His friend's "house" is a patch of grass with a shredded blue tarp, suspended between branches, as a roof. In minutes, they're bored and racing back to Wilgy's house, a slightly more substantial dwelling -- it has draped bedsheets for walls, as well as a bedsheet overhead. It's next to a deep loading dock filled with brown, scummy water.
Wilgy's mother, Jeny Pierre, suspects a clogged drain, but has been unable to find one, poking blindly in the muck for days in the closing days of January. The mosquitoes swarm.
"I don't know when I'm going to get out of this situation," Jeny says. "It's in the hands of God."
Her husband leaves the camp most days, searching for work because the metal fabrication shop that once employed him was destroyed. She seeks refuge from the punishing sun, surrounded in her bedsheet house by her other three children, ages 9, 16 and 17. In the cruel calculus of Haitian family decision-making, the parents can afford to send only two to school: one of the older children -- 17-year-old Jean Francois Gerry -- and one of the younger children -- Loosenie Pierre. The other teenager -- 16-year-old Jeny Love -- goes without and so does Wilgy, creator of "le machine."
Wilgy overhears the conversation, and jumps to his feet.
"When school opens, I want to go," he declares.
Mother looks away.
She knows that's unlikely -- the family has almost no money, and even if they came into some, Haitian education officials estimate that 75 percent of Port-au-Prince's schools lay in ruins. And she won't be teaching him herself. The Pan American Health Organization estimates that nearly half of Haitians are illiterate; Wilgy's mom is one of them.
Across the field from Wilgy's new house, Fifi Charles, the sidewalk chef with a round face who wears her hair in floppy dreadlocks, warms "Haitian legume," a dish she makes from mashed eggplant, green passion fruit, cabbage, spinach, mirliton squash and carrots. Flies form a thick film of squirming black on the dirty dishes in the plastic basin behind her. Customers hand her wadded Haitian bills, the denominations barely visible because the oils from countless fingers have turned them black and slick.
Charles works alongside 17 other food preparers in two long rows, each woman hunched over or squatting next to metal skillets. Each skillet sits on a cooking stand and draws heat from charcoal, the fuel of choice in Haiti and the root of this nation's environmental nightmare. Because Haitians have such little access to electricity or gas for cooking, they've shaved most of the trees from once lush forests. According to U.S. government statistics, 60 percent of Haiti was forested in the 1920s, but less than 2 percent is now.

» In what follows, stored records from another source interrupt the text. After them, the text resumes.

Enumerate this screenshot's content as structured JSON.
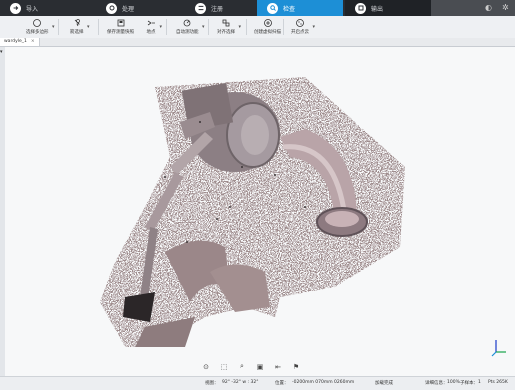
{
  "tabs": [
    {
      "label": "导入",
      "icon": "import-icon",
      "active": false
    },
    {
      "label": "处理",
      "icon": "process-icon",
      "active": false
    },
    {
      "label": "注册",
      "icon": "register-icon",
      "active": false
    },
    {
      "label": "检查",
      "icon": "inspect-icon",
      "active": true
    },
    {
      "label": "输出",
      "icon": "export-icon",
      "active": false
    }
  ],
  "ribbon": {
    "tools": [
      {
        "label": "选择多边形",
        "icon": "lasso-select-icon",
        "dropdown": true
      },
      {
        "label": "箭选择",
        "icon": "arrow-select-icon",
        "dropdown": true
      },
      {
        "label": "保存测量快照",
        "icon": "save-snapshot-icon",
        "dropdown": false
      },
      {
        "label": "地点",
        "icon": "location-icon",
        "dropdown": true
      },
      {
        "label": "自动测功能",
        "icon": "auto-measure-icon",
        "dropdown": true
      },
      {
        "label": "对齐选择",
        "icon": "align-select-icon",
        "dropdown": true
      },
      {
        "label": "创建虚拟扫描",
        "icon": "virtual-scan-icon",
        "dropdown": false
      },
      {
        "label": "开启点云",
        "icon": "point-cloud-icon",
        "dropdown": true
      }
    ]
  },
  "document_tab": {
    "label": "wardyle_1",
    "close": "×"
  },
  "status": {
    "view_label": "视图：",
    "view_value": "92° -32° w : 32°",
    "position_label": "位置：",
    "position_value": "-0200mm 070mm 0260mm",
    "load_label": "加载完成",
    "progress_label": "详细信息：",
    "progress_value": "100%",
    "subsample_label": "子样本：",
    "subsample_value": "1",
    "points_value": "Pts 265K"
  },
  "bottom_tools": [
    {
      "name": "navigate-icon",
      "glyph": "⊙"
    },
    {
      "name": "view-cube-icon",
      "glyph": "⬚"
    },
    {
      "name": "zoom-icon",
      "glyph": "⌕"
    },
    {
      "name": "box-view-icon",
      "glyph": "▣"
    },
    {
      "name": "clip-plane-icon",
      "glyph": "⇤"
    },
    {
      "name": "flag-icon",
      "glyph": "⚑"
    }
  ],
  "colors": {
    "tab_bar": "#2a2d32",
    "accent": "#1d8fd6",
    "ribbon": "#eef0f3"
  }
}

Charles is one of the lucky ones in the camp: She has a way to make money. Still, the price she pays for vegetables has soared since the quake, and her family of six "eats the profits," she says.
One afternoon, the earth moves again, another aftershock among many. The ground beneath Charles wobbles, briefly assuming the consistency of Jell-O. She stands and screams: "Jesus, Jesus!" Then the ground is still again. A U.S. military helicopter roars far overhead, a display of might and technology, but it doesn't stop.